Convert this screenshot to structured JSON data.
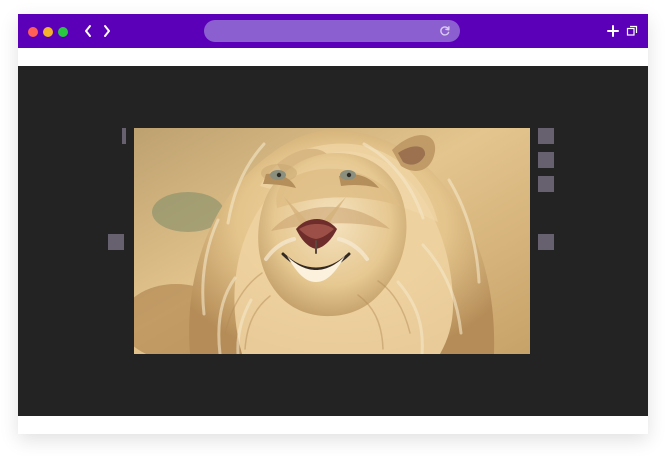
{
  "browser": {
    "address_value": "",
    "address_placeholder": ""
  },
  "icons": {
    "close": "close-dot",
    "minimize": "minimize-dot",
    "maximize": "maximize-dot",
    "back": "chevron-left-icon",
    "forward": "chevron-right-icon",
    "reload": "reload-icon",
    "new_tab": "plus-icon",
    "windows": "copy-windows-icon"
  },
  "colors": {
    "titlebar": "#5b00b8",
    "address_bar": "#8b5fcf",
    "stage_background": "#232323",
    "handle": "#66606f",
    "close": "#ff5f57",
    "minimize": "#f4b12d",
    "maximize": "#29c840",
    "photo_warm": "#d7b878"
  }
}
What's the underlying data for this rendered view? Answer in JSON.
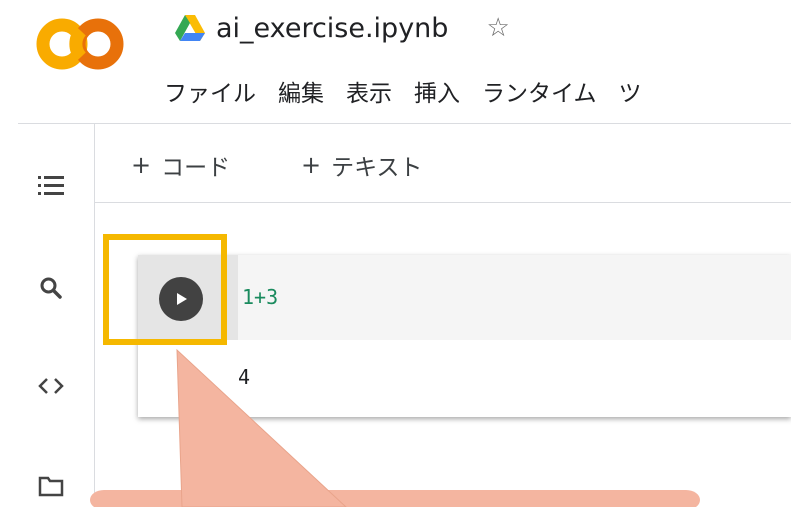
{
  "app": {
    "logo_name": "colab-logo",
    "title": "ai_exercise.ipynb",
    "star_icon": "star-outline-icon",
    "drive_icon": "google-drive-icon"
  },
  "menu": [
    "ファイル",
    "編集",
    "表示",
    "挿入",
    "ランタイム",
    "ツ"
  ],
  "sidebar": {
    "items": [
      {
        "icon": "table-of-contents-icon"
      },
      {
        "icon": "search-icon"
      },
      {
        "icon": "code-snippets-icon"
      },
      {
        "icon": "folder-icon"
      }
    ]
  },
  "toolbar": {
    "add_code_label": "コード",
    "add_text_label": "テキスト",
    "plus": "+"
  },
  "cell": {
    "code": "1+3",
    "output": "4",
    "run_icon": "play-icon"
  },
  "colors": {
    "highlight": "#f5b800",
    "callout": "#f4b5a0",
    "code_green": "#1a8b5e",
    "logo_orange": "#f9ab00",
    "logo_orange_dark": "#e8710a"
  }
}
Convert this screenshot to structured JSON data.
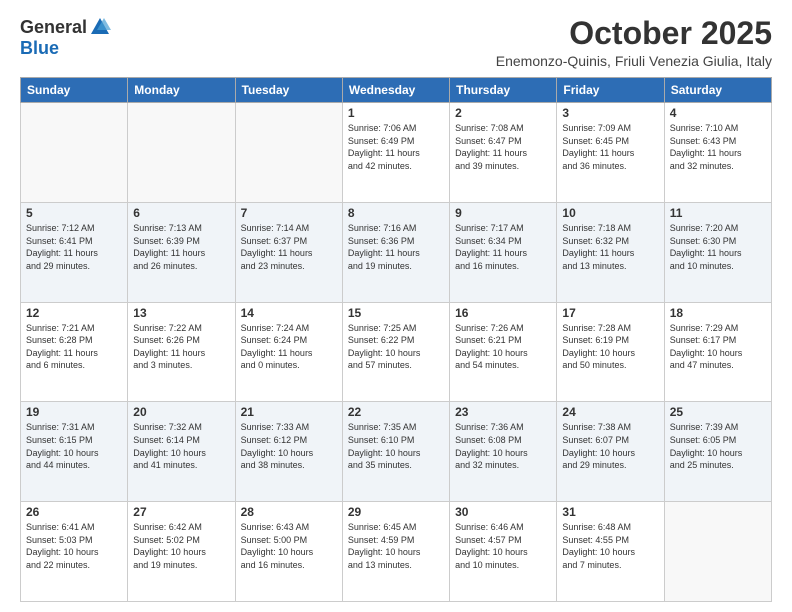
{
  "header": {
    "logo_general": "General",
    "logo_blue": "Blue",
    "title": "October 2025",
    "subtitle": "Enemonzo-Quinis, Friuli Venezia Giulia, Italy"
  },
  "weekdays": [
    "Sunday",
    "Monday",
    "Tuesday",
    "Wednesday",
    "Thursday",
    "Friday",
    "Saturday"
  ],
  "weeks": [
    [
      {
        "day": "",
        "info": ""
      },
      {
        "day": "",
        "info": ""
      },
      {
        "day": "",
        "info": ""
      },
      {
        "day": "1",
        "info": "Sunrise: 7:06 AM\nSunset: 6:49 PM\nDaylight: 11 hours\nand 42 minutes."
      },
      {
        "day": "2",
        "info": "Sunrise: 7:08 AM\nSunset: 6:47 PM\nDaylight: 11 hours\nand 39 minutes."
      },
      {
        "day": "3",
        "info": "Sunrise: 7:09 AM\nSunset: 6:45 PM\nDaylight: 11 hours\nand 36 minutes."
      },
      {
        "day": "4",
        "info": "Sunrise: 7:10 AM\nSunset: 6:43 PM\nDaylight: 11 hours\nand 32 minutes."
      }
    ],
    [
      {
        "day": "5",
        "info": "Sunrise: 7:12 AM\nSunset: 6:41 PM\nDaylight: 11 hours\nand 29 minutes."
      },
      {
        "day": "6",
        "info": "Sunrise: 7:13 AM\nSunset: 6:39 PM\nDaylight: 11 hours\nand 26 minutes."
      },
      {
        "day": "7",
        "info": "Sunrise: 7:14 AM\nSunset: 6:37 PM\nDaylight: 11 hours\nand 23 minutes."
      },
      {
        "day": "8",
        "info": "Sunrise: 7:16 AM\nSunset: 6:36 PM\nDaylight: 11 hours\nand 19 minutes."
      },
      {
        "day": "9",
        "info": "Sunrise: 7:17 AM\nSunset: 6:34 PM\nDaylight: 11 hours\nand 16 minutes."
      },
      {
        "day": "10",
        "info": "Sunrise: 7:18 AM\nSunset: 6:32 PM\nDaylight: 11 hours\nand 13 minutes."
      },
      {
        "day": "11",
        "info": "Sunrise: 7:20 AM\nSunset: 6:30 PM\nDaylight: 11 hours\nand 10 minutes."
      }
    ],
    [
      {
        "day": "12",
        "info": "Sunrise: 7:21 AM\nSunset: 6:28 PM\nDaylight: 11 hours\nand 6 minutes."
      },
      {
        "day": "13",
        "info": "Sunrise: 7:22 AM\nSunset: 6:26 PM\nDaylight: 11 hours\nand 3 minutes."
      },
      {
        "day": "14",
        "info": "Sunrise: 7:24 AM\nSunset: 6:24 PM\nDaylight: 11 hours\nand 0 minutes."
      },
      {
        "day": "15",
        "info": "Sunrise: 7:25 AM\nSunset: 6:22 PM\nDaylight: 10 hours\nand 57 minutes."
      },
      {
        "day": "16",
        "info": "Sunrise: 7:26 AM\nSunset: 6:21 PM\nDaylight: 10 hours\nand 54 minutes."
      },
      {
        "day": "17",
        "info": "Sunrise: 7:28 AM\nSunset: 6:19 PM\nDaylight: 10 hours\nand 50 minutes."
      },
      {
        "day": "18",
        "info": "Sunrise: 7:29 AM\nSunset: 6:17 PM\nDaylight: 10 hours\nand 47 minutes."
      }
    ],
    [
      {
        "day": "19",
        "info": "Sunrise: 7:31 AM\nSunset: 6:15 PM\nDaylight: 10 hours\nand 44 minutes."
      },
      {
        "day": "20",
        "info": "Sunrise: 7:32 AM\nSunset: 6:14 PM\nDaylight: 10 hours\nand 41 minutes."
      },
      {
        "day": "21",
        "info": "Sunrise: 7:33 AM\nSunset: 6:12 PM\nDaylight: 10 hours\nand 38 minutes."
      },
      {
        "day": "22",
        "info": "Sunrise: 7:35 AM\nSunset: 6:10 PM\nDaylight: 10 hours\nand 35 minutes."
      },
      {
        "day": "23",
        "info": "Sunrise: 7:36 AM\nSunset: 6:08 PM\nDaylight: 10 hours\nand 32 minutes."
      },
      {
        "day": "24",
        "info": "Sunrise: 7:38 AM\nSunset: 6:07 PM\nDaylight: 10 hours\nand 29 minutes."
      },
      {
        "day": "25",
        "info": "Sunrise: 7:39 AM\nSunset: 6:05 PM\nDaylight: 10 hours\nand 25 minutes."
      }
    ],
    [
      {
        "day": "26",
        "info": "Sunrise: 6:41 AM\nSunset: 5:03 PM\nDaylight: 10 hours\nand 22 minutes."
      },
      {
        "day": "27",
        "info": "Sunrise: 6:42 AM\nSunset: 5:02 PM\nDaylight: 10 hours\nand 19 minutes."
      },
      {
        "day": "28",
        "info": "Sunrise: 6:43 AM\nSunset: 5:00 PM\nDaylight: 10 hours\nand 16 minutes."
      },
      {
        "day": "29",
        "info": "Sunrise: 6:45 AM\nSunset: 4:59 PM\nDaylight: 10 hours\nand 13 minutes."
      },
      {
        "day": "30",
        "info": "Sunrise: 6:46 AM\nSunset: 4:57 PM\nDaylight: 10 hours\nand 10 minutes."
      },
      {
        "day": "31",
        "info": "Sunrise: 6:48 AM\nSunset: 4:55 PM\nDaylight: 10 hours\nand 7 minutes."
      },
      {
        "day": "",
        "info": ""
      }
    ]
  ]
}
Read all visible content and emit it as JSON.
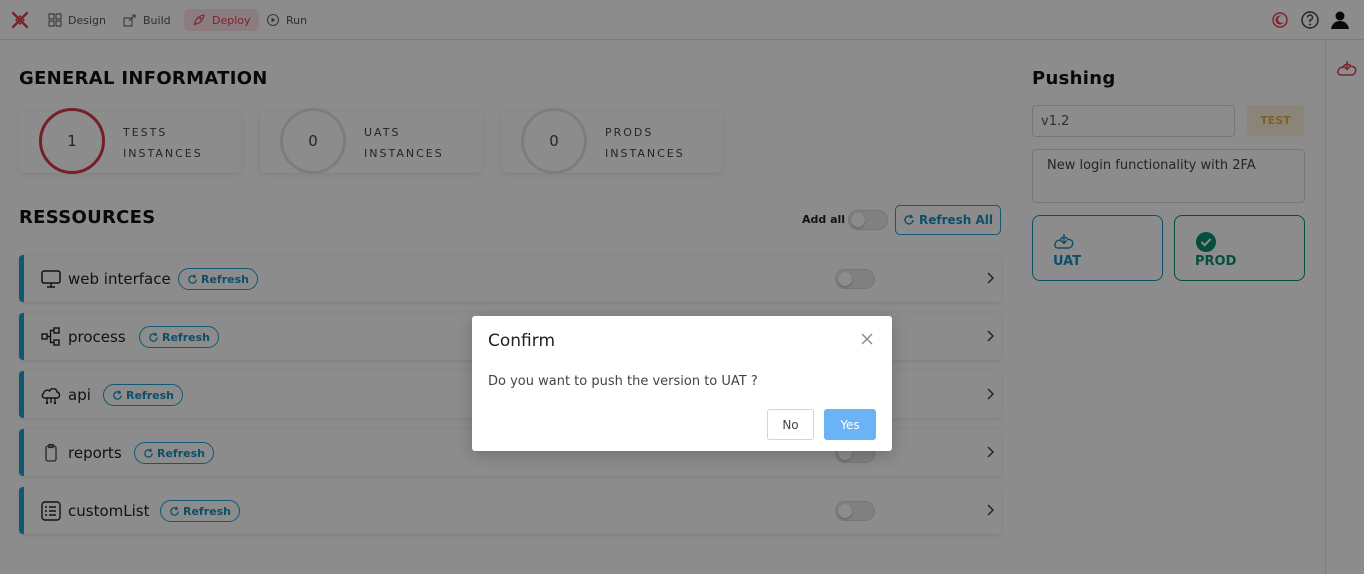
{
  "nav": {
    "items": [
      {
        "label": "Design",
        "icon": "grid-icon"
      },
      {
        "label": "Build",
        "icon": "build-icon"
      },
      {
        "label": "Deploy",
        "icon": "rocket-icon"
      },
      {
        "label": "Run",
        "icon": "run-icon"
      }
    ],
    "active": "Deploy"
  },
  "general": {
    "title": "GENERAL INFORMATION",
    "stats": [
      {
        "value": "1",
        "line1": "TESTS",
        "line2": "INSTANCES"
      },
      {
        "value": "0",
        "line1": "UATS",
        "line2": "INSTANCES"
      },
      {
        "value": "0",
        "line1": "PRODS",
        "line2": "INSTANCES"
      }
    ]
  },
  "resources": {
    "title": "RESSOURCES",
    "add_all_label": "Add all",
    "refresh_all_label": "Refresh All",
    "refresh_label": "Refresh",
    "items": [
      {
        "name": "web interface",
        "icon": "monitor-icon"
      },
      {
        "name": "process",
        "icon": "process-icon"
      },
      {
        "name": "api",
        "icon": "cloud-api-icon"
      },
      {
        "name": "reports",
        "icon": "clipboard-icon"
      },
      {
        "name": "customList",
        "icon": "list-icon"
      }
    ]
  },
  "pushing": {
    "title": "Pushing",
    "version": "v1.2",
    "env_badge": "TEST",
    "description": "New login functionality with 2FA",
    "uat_label": "UAT",
    "prod_label": "PROD"
  },
  "modal": {
    "title": "Confirm",
    "message": "Do you want to push the version to UAT ?",
    "no_label": "No",
    "yes_label": "Yes"
  },
  "colors": {
    "accent_red": "#e03e52",
    "accent_blue": "#1d9fd0",
    "prod_green": "#0a8f6f",
    "uat_blue": "#1a8fc0"
  }
}
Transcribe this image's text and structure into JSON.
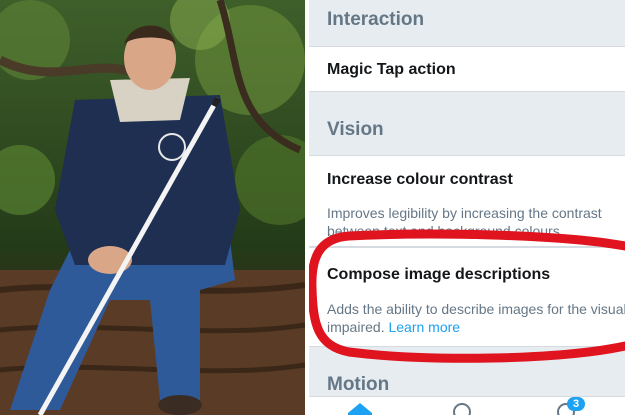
{
  "settings": {
    "interaction_header": "Interaction",
    "magic_tap_label": "Magic Tap action",
    "vision_header": "Vision",
    "contrast_title": "Increase colour contrast",
    "contrast_desc": "Improves legibility by increasing the contrast between text and background colours.",
    "compose_title": "Compose image descriptions",
    "compose_desc": "Adds the ability to describe images for the visually impaired.",
    "learn_more": "Learn more",
    "motion_header": "Motion"
  },
  "tabbar": {
    "icons": [
      "home-icon",
      "search-icon",
      "notifications-icon"
    ],
    "notification_count": "3"
  },
  "colors": {
    "highlight_circle": "#e0141e",
    "link": "#1da1f2",
    "section_bg": "#e6ecf0"
  }
}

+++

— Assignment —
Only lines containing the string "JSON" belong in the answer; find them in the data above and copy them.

— Solution below —
Convert this screenshot to structured JSON data.
What's the underlying data for this rendered view? Answer in JSON.
Convert this screenshot to structured JSON data.
Read all visible content and emit it as JSON.
Transcribe this image's text and structure into JSON.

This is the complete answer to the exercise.